The story is pretty good. The pacing is just right and again, barring the shortness of the first season, the structure of the story is top notch. We aren’t introduced to Trevor Belmont until the Dracula is established in the entirety of the first episode. Building the complexities of the antagonist over the entire first episode is a ballsy move, but with the binge watch mentality of Netflix this is great! The flexibility of the TV medium has really changed since streaming, and I love it. Each introduction, be it of setting, character, backstory or cliffhanger hits a beat that builds into this dark adventure which is, well, coming soon. There are two problems with the story. First off this series is a first act to something bigger and that remains known the entire time. Episode one is the prologue, and the other three episodes basically are the gathering of the components that will start our story. While adequate, the threats presented in this part of the series are pretty inconsequential to the destruction of the entire country by Dracula. We get it Warren Ellis, you (Mostly) hate religion. Yes a priest begrudgingly had actual faith and could make holy water, thanks for the tap back.
This does dovetail into my other complaint about the writing, Ellis dialog. There is something to seeing it in printed form. It’s thoughtful, vulgar and sometimes challenging. He has made a lot of great stories about the lowest of the low being drunk, surly and above all in the right. This works for Transmetropolitan where futuristic Hunter S. Thompson writes about humanity from the gutter. It works for Planetery where surly old science/pulp/superheroes rise from the woodwork to disassemble the Fantastic Four equivalent of that earth’s almost total control of human destiny. I’m not sure it works here. The first episode is fluid and great. Characterizations fit. Then Trevor Belmont is introduced at a rundown bar with incestuous and bestiality inclined farmers are discussing the plight of the land and how much rich folk suck while yammering about their incestuous and bestial pursuits. Now granted, Trevor doesn’t need to be introduced in finery and fluff, and I would turn to ruin if ruined in the way his family was, aaaaand the bar fight is really sweet. But it’s a sharp tonal shift that it’s jarring.
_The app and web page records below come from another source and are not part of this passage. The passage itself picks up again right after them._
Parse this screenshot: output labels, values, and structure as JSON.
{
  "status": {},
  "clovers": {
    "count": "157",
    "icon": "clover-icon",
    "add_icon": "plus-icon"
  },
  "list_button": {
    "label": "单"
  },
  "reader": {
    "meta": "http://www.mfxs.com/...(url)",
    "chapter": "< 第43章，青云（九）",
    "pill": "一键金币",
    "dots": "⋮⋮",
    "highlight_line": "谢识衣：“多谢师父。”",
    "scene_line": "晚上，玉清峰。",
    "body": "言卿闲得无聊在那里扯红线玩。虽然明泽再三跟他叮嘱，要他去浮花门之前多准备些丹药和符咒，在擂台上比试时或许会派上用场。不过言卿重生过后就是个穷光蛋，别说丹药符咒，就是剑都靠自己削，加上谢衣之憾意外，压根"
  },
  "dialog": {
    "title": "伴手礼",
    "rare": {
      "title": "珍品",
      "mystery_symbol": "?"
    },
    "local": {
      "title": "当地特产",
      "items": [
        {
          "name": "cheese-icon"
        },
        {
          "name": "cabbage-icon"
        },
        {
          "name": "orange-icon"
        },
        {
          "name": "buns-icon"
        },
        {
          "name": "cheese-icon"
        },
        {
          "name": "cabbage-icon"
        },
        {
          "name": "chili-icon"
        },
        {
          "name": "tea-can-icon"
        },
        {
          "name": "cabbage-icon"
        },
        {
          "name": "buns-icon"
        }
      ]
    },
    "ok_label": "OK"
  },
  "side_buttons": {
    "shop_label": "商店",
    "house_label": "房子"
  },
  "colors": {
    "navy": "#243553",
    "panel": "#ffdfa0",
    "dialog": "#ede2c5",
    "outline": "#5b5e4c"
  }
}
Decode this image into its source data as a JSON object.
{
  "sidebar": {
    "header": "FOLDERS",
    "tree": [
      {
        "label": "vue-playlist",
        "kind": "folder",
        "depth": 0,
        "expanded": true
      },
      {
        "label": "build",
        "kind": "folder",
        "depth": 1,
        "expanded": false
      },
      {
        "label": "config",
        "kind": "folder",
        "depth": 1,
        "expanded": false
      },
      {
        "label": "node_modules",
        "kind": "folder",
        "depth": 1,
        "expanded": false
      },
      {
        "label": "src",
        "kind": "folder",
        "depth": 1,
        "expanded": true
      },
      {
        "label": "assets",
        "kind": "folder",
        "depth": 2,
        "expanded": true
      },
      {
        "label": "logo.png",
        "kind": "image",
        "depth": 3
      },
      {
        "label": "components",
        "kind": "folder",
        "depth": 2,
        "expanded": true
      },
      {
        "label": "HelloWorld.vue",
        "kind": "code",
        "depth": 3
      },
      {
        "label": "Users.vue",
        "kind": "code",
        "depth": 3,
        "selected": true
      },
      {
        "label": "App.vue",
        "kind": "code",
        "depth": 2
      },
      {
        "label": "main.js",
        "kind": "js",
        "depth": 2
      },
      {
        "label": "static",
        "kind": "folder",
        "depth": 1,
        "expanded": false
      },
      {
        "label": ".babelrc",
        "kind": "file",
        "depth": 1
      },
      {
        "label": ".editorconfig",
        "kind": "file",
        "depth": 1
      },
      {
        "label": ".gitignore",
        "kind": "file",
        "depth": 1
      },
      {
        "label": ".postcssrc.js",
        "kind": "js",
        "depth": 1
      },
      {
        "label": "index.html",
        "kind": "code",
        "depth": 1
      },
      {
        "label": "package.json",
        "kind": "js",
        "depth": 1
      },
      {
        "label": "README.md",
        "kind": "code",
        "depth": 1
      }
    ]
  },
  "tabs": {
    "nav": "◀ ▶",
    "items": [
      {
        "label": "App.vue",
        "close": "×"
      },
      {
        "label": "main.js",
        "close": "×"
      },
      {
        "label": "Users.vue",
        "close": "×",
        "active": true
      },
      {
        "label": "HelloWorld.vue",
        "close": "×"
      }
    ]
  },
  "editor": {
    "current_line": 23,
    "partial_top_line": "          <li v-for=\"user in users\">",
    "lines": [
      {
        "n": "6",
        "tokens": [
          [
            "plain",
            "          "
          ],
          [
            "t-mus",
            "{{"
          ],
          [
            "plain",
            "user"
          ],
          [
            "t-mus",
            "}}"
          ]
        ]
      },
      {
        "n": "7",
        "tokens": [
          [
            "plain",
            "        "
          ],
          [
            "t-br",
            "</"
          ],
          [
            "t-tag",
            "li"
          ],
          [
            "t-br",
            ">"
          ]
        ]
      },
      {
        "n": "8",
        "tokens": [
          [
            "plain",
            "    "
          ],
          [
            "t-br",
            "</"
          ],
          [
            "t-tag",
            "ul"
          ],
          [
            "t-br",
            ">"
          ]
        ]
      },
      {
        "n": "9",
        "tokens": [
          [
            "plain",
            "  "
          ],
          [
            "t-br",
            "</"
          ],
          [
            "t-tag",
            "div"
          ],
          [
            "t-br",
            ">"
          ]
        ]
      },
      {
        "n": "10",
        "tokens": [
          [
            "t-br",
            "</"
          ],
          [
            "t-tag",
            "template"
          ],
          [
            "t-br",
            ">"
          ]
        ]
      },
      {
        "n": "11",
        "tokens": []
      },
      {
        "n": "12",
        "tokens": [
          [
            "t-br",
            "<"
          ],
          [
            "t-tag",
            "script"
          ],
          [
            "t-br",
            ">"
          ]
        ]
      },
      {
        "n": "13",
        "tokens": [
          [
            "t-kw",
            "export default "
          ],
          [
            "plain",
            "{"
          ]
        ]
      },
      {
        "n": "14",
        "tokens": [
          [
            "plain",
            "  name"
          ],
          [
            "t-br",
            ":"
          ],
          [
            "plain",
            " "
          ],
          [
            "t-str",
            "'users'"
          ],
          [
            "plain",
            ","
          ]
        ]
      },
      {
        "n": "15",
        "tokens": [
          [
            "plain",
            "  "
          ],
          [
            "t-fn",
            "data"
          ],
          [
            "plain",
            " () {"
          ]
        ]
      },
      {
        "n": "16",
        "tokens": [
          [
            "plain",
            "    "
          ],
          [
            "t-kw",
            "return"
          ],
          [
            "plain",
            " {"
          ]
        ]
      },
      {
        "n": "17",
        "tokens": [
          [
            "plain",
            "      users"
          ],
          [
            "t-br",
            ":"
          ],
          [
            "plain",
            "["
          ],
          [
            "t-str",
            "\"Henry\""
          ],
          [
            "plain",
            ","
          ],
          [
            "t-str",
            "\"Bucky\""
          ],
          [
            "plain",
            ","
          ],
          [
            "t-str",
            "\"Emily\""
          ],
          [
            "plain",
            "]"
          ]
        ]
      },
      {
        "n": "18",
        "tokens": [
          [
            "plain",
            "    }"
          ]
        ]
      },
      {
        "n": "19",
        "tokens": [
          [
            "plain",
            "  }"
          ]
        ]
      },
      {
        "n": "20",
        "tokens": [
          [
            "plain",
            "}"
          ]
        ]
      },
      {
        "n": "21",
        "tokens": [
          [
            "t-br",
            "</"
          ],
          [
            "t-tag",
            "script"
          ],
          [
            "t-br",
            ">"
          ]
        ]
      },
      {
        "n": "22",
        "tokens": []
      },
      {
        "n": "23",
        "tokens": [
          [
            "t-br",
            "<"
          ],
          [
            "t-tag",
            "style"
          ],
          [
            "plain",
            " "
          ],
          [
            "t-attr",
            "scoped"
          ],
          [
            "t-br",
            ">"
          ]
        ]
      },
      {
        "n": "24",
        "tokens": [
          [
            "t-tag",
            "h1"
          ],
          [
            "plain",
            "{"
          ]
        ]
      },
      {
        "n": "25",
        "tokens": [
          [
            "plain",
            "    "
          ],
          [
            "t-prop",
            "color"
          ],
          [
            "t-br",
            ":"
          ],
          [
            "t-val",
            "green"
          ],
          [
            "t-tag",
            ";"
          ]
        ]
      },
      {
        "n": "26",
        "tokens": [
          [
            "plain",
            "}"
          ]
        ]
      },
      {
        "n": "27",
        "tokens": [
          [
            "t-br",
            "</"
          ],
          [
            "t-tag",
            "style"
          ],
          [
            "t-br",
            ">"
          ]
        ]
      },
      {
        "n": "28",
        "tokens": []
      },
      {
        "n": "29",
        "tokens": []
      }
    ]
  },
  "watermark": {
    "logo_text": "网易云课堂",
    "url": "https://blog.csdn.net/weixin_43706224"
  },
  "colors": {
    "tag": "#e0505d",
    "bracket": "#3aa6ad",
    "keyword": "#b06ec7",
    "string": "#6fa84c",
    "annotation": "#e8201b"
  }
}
Trevor is completely Han Soloing his way across the spooky world, shooting last but shooting well. But along the way there is plenty of time for drunken, surly dialog about how nothing matters, and then it does matter… for some reason? In short the dialog is a disservice to the character interaction of the series.
But that’s mostly personal taste for me. There is so many good things set up here I can’t wait for the second season. I was so hyped when I saw the first piece of artwork from the series. It screamed “Old School Castlevania” right in my face so hard I shed my normal cautious optimism and dove right in. I’m glad I did, and I think you will too.
- -Glorious animation that remembers the greats of old
- -Fantastic creepy score to accompany the series
- -Well imagined characters retold with respect to Castlevania lore
- -“ George, you can type this shit, but you can’t say it!” –Harrison Ford 1976
- -A color palette that is devoid of life… OK you know what I mean pedantic ones.
- -You forgot someone, Where’s Grant? A knife wielding, wall crawling thief would be the perfect fit for Ellis’ type of anti-hero.